DATA PROVIDED:
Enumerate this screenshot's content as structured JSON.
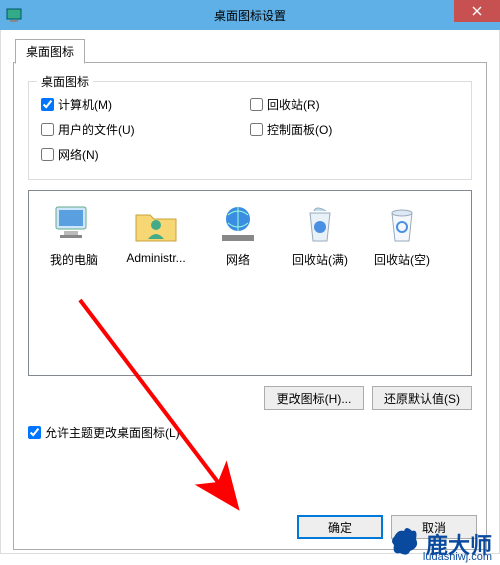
{
  "window": {
    "title": "桌面图标设置"
  },
  "tab": {
    "label": "桌面图标"
  },
  "groupbox": {
    "legend": "桌面图标",
    "checks": {
      "computer": "计算机(M)",
      "recycle": "回收站(R)",
      "userfiles": "用户的文件(U)",
      "controlpanel": "控制面板(O)",
      "network": "网络(N)"
    }
  },
  "icons": {
    "computer": "我的电脑",
    "admin": "Administr...",
    "network": "网络",
    "recycle_full": "回收站(满)",
    "recycle_empty": "回收站(空)"
  },
  "buttons": {
    "change_icon": "更改图标(H)...",
    "restore_default": "还原默认值(S)",
    "ok": "确定",
    "cancel": "取消"
  },
  "allow_themes": "允许主题更改桌面图标(L)",
  "watermark": {
    "name": "鹿大师",
    "url": "ludashiwj.com"
  }
}
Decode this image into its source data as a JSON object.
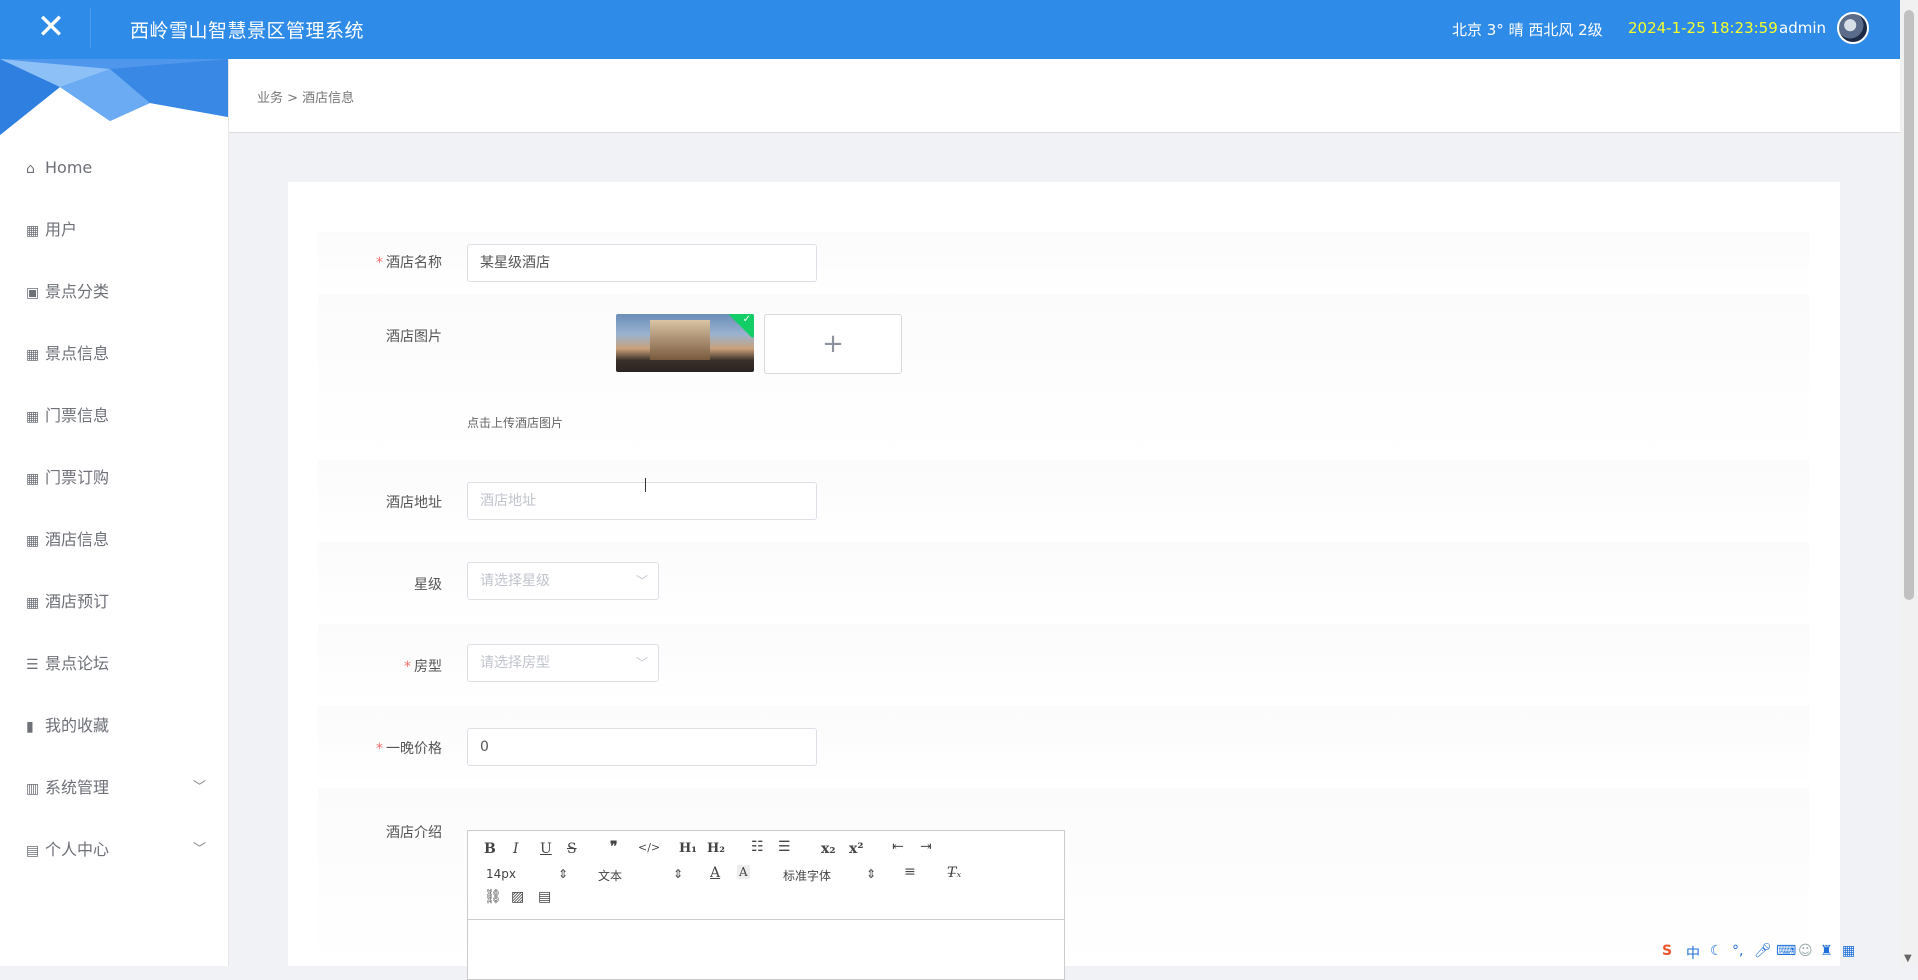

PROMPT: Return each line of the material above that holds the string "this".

ANSWER FOR THE TASK:
Enumerate this screenshot's content as structured JSON.
Decode this image into its source data as a JSON object.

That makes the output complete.